But BuzzFlash was online when it happened, and we took note of how ineptly the FBI handled the case of domestic terrorism that not only resulted in the deaths of people, but was aimed at senior Democratic senators (and some "liberal" members of the press). There was something worrisome about an anthrax attack that emanated from a Department of Defense facility -- and there still is.
Just a few days ago, it was the anniversary of Bush receiving a briefing in August of 2001 that bin Laden was determined to hijack planes in the United States. Bush blew it off. He told a CIA briefer at his Crawford ranch who tried to tell him about terrorist threats that the guy had covered his ass and could leave Bush's Hollywood set "regular guy" vacation retreat and leave Bush alone.
9/11 happened on Bush's watch, even though he was warned. We pointed out at the time that the least Bush and Rice could have done was raise a security alert and order airports to take special precautions to prevent hijackings, but they did nothing -- absolutely nothing.
One of the most tragic failings of the corporate press was that when confronted with the August briefing and other warnings of Al Qaeda preparing to launch attacks on U.S. soil prior to 9/11 -- including the pleading of Robert Clarke -- Rice and Bush claimed that if they had been warned of intended efforts to fly planes into buildings that they would have taken precautions. The White House "press corps" stenographers nodded and told us that this excuse made sense.
But we pointed out then, so many years ago, that it made no sense whatsoever. The way to try and prevent airplane hijackings that end up in suicide attacks on buildings is the same way you prevent hijackings in general: you stop them at the airport. You can't construct magic shields around buildings. So Bush and Rice were let off by the mainstream media, even though their incompetence (or worse) resulted in no action being taken to stop the hijackings, even though the title of the August briefing was about planned hijackings, as Rice was forced to concede in Congressional testimony.
So, anyone who doesn't believe that anthrax attacks that originated with U.S. government-created, bio-warfare weapons grade anthrax, could have been part of an effort to move Congress and the American people toward war for oil and empire, as well as toward a tsarist level of "unitary executive" authority, well anyone who doesn't believe that the anthrax attacks might have been part of Dick Cheney's "dark shadow" planning is ready to audition for Pollyanna.

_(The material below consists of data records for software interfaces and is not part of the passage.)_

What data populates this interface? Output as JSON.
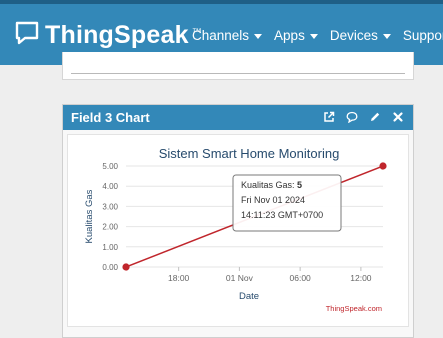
{
  "app": {
    "brand": "ThingSpeak",
    "brand_tm": "™",
    "logo_icon": "chat-bubble-icon",
    "colors": {
      "header": "#3388b8",
      "series": "#c0262c",
      "title": "#274b6d"
    }
  },
  "nav": {
    "items": [
      {
        "label": "Channels",
        "icon": "chevron-down-icon"
      },
      {
        "label": "Apps",
        "icon": "chevron-down-icon"
      },
      {
        "label": "Devices",
        "icon": "chevron-down-icon"
      },
      {
        "label": "Support",
        "icon": "chevron-down-icon"
      }
    ]
  },
  "panel": {
    "title": "Field 3 Chart",
    "tools": [
      "external-link-icon",
      "comment-icon",
      "pencil-icon",
      "close-icon"
    ]
  },
  "chart_data": {
    "type": "line",
    "title": "Sistem Smart Home Monitoring",
    "xlabel": "Date",
    "ylabel": "Kualitas Gas",
    "ylim": [
      0,
      5
    ],
    "yticks": [
      "0.00",
      "1.00",
      "2.00",
      "3.00",
      "4.00",
      "5.00"
    ],
    "xticks": [
      "18:00",
      "01 Nov",
      "06:00",
      "12:00"
    ],
    "series": [
      {
        "x": [
          "2024-10-31 12:48",
          "2024-11-01 14:11"
        ],
        "values": [
          0,
          5
        ]
      }
    ],
    "tooltip": {
      "line1_label": "Kualitas Gas:",
      "line1_value": "5",
      "line2": "Fri Nov 01 2024",
      "line3": "14:11:23 GMT+0700"
    },
    "credit": "ThingSpeak.com"
  }
}
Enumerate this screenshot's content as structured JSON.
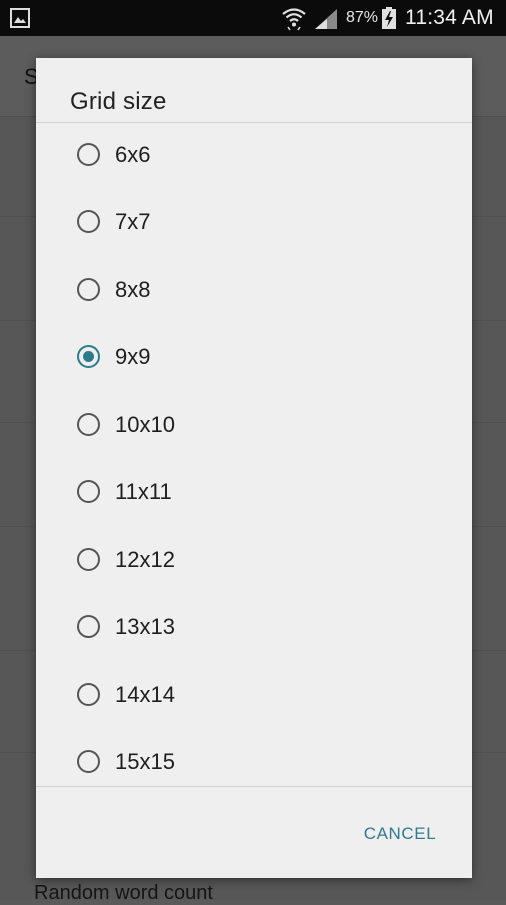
{
  "status_bar": {
    "battery": "87%",
    "time": "11:34 AM",
    "icons": [
      "gallery-icon",
      "wifi-icon",
      "signal-icon",
      "battery-charging-icon"
    ]
  },
  "background": {
    "title": "S",
    "bottom_item": "Random word count"
  },
  "dialog": {
    "title": "Grid size",
    "options": [
      {
        "label": "6x6",
        "checked": false
      },
      {
        "label": "7x7",
        "checked": false
      },
      {
        "label": "8x8",
        "checked": false
      },
      {
        "label": "9x9",
        "checked": true
      },
      {
        "label": "10x10",
        "checked": false
      },
      {
        "label": "11x11",
        "checked": false
      },
      {
        "label": "12x12",
        "checked": false
      },
      {
        "label": "13x13",
        "checked": false
      },
      {
        "label": "14x14",
        "checked": false
      },
      {
        "label": "15x15",
        "checked": false
      }
    ],
    "cancel_label": "CANCEL"
  },
  "colors": {
    "accent": "#2c7a8c",
    "dialog_bg": "#efefef",
    "scrim": "#575757"
  }
}
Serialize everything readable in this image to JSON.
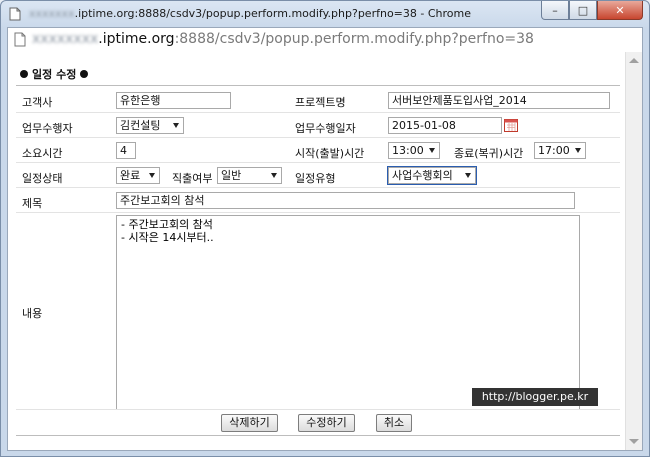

Oh, and did we mention the recent Seymour Hersh revelation that Cheney and some White House staff members recently spent some time brainstorming how to provoke Iran into war, including "false flag" operations? We wrote about that in a recent BuzzFlash editor's blog.
We don't generally get into conspiracy theories, because by their very nature they are theories for which factual evidence doesn't exist. If the corroborating details are there, then it isn't a theory; it's fact.
Saying the WH, particularly Cheney, were likely behind the anthrax attacks may still fall into the category of conspiracy theory. But if I were a betting man, I think that you can probably safely move that conspiracy theory into the column of fact.